Moving Silently Through Holy Week
I skipped out to the mail box as a young girl with blond pig-tails swinging wildly, excited to retrieve the mail for mom. But then I heard it. The sound of a plane over head. Suddenly my joy turned to fear. I reached the mail box, covered my ears, crouched down, and tried to hide. The fear overwhelmed me. I don’t recall the exact sensation, but I recall how terrified I was of planes. I don’t know if it was the noise or the fear of a crash. I know mom would ask me as I shuttered in fear, what was it I was afraid of? I couldn’t tell her. I just was. I had no words to speak about how I felt.
As I move through Holy Week, I have no words to speak of Christ’s death on the cross and the resurrection. Instead, I wonder whether, if I had lived during that time, whether I would have been struck with fear and an absence of words. I wonder whether I would have been one who refused to speak up for Christ or one who refused to listen to Christ.
I am certain I would not have spoken up. And I imagine, like I did as a kid, I would have been wrought with fear, a fear I perhaps could not articulate.
That is difficult to admit, but I admit it with certainty. Today, I don’t find it easy to talk about the resurrection because I find it intellectually incomprehensible.
Understanding it and believing it required a transformation from head to heart–an inner knowing. Faith. Belief in things unseen.
So, as I move silently through Holy Week, I reflect on my own failings, but I look to the cross. I read the words of another who reminds me that I am precious and dear to God, despite my failings. He covers me with His grace. I find peace at the foot of the cross. On my knees.
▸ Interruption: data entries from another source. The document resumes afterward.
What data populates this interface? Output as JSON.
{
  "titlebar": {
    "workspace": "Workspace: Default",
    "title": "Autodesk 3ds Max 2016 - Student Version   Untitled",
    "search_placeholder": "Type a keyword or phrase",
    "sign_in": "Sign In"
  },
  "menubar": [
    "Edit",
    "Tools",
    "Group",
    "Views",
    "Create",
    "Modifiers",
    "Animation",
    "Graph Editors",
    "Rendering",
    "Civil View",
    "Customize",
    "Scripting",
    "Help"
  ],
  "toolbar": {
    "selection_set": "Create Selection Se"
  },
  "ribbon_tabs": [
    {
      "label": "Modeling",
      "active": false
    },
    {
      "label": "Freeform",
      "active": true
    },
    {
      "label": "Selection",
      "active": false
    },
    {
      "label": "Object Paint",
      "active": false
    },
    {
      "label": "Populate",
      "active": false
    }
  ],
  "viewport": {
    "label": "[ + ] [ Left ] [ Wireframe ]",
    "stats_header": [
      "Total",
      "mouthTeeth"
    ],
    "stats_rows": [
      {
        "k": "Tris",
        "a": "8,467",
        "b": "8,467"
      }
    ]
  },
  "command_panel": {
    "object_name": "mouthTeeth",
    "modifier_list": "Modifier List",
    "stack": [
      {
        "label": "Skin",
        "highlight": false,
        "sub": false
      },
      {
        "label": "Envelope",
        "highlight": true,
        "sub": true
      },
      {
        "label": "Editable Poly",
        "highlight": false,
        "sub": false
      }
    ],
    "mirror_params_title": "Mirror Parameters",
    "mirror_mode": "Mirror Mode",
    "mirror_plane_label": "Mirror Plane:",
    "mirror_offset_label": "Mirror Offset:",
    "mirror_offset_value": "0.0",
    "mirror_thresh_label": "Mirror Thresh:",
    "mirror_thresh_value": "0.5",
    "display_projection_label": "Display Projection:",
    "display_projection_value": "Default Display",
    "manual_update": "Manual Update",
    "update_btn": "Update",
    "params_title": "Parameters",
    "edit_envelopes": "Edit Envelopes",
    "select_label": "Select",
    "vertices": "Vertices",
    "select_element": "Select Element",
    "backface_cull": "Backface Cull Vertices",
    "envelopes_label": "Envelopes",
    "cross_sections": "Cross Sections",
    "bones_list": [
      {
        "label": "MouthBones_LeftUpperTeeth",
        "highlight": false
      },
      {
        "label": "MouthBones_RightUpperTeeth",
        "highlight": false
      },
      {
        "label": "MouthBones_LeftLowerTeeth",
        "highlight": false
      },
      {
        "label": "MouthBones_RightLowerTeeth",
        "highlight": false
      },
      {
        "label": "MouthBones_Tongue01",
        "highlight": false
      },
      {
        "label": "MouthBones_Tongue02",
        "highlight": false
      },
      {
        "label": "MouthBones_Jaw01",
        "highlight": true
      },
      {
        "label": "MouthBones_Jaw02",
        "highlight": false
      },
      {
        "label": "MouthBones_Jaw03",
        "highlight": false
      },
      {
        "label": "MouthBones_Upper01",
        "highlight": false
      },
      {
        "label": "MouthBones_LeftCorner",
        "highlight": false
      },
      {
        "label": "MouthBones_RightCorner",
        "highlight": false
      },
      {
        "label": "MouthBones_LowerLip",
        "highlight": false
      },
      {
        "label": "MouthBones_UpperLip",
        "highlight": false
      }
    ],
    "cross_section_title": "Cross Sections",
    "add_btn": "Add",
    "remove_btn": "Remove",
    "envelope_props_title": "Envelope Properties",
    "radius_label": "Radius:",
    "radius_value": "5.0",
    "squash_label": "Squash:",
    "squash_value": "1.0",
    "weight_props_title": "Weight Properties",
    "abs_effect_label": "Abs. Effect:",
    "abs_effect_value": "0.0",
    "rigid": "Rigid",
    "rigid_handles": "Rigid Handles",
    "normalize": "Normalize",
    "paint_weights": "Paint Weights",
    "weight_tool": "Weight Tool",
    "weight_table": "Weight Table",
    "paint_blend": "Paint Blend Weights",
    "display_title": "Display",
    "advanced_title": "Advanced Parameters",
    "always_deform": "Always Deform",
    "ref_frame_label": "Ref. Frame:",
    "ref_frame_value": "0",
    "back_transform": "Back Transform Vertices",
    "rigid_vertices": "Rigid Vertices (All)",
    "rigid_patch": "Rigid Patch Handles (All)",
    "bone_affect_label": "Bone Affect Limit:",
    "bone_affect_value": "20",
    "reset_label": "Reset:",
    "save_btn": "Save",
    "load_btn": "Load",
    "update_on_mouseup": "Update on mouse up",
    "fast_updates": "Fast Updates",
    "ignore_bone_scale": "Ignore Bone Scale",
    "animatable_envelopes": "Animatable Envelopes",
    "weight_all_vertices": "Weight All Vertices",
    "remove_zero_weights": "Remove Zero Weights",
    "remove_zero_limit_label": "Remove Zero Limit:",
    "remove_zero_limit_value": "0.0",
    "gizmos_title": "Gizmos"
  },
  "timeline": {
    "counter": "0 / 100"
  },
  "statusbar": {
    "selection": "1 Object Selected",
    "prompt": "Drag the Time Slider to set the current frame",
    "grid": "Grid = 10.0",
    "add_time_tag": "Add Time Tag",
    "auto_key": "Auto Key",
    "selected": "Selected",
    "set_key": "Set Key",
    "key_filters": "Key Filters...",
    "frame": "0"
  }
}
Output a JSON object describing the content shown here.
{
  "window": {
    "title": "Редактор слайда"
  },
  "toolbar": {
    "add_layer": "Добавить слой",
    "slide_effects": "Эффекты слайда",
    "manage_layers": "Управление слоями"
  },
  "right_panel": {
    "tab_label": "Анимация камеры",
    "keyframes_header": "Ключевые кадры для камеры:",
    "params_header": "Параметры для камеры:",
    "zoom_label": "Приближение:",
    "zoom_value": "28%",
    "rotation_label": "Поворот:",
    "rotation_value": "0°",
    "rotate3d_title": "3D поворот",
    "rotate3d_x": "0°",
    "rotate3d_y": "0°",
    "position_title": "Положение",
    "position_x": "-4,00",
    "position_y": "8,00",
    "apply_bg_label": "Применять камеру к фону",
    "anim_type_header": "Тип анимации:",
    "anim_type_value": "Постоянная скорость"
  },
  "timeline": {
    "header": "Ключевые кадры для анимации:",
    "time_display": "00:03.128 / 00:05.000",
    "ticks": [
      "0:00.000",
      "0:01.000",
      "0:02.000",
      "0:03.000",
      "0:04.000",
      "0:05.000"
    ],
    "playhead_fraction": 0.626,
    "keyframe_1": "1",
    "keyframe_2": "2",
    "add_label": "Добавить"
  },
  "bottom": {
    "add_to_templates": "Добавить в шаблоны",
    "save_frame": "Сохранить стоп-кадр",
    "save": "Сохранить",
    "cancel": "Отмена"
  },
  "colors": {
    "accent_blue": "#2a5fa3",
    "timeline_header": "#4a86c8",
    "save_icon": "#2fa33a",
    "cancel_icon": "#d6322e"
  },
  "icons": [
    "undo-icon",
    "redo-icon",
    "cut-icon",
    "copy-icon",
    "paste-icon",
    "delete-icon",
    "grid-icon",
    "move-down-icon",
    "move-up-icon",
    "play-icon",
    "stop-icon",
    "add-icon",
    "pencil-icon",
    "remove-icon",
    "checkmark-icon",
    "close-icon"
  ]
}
In silence, but not afraid.
“All that makes Him precious and dear to the Father has been transferred to me. His excellency and glory are seen as if they were mine; and I receive the love, and the fellowship, and the glory, as if I had earned them all.”
–Horatius Bonar, The Everlasting Righteousness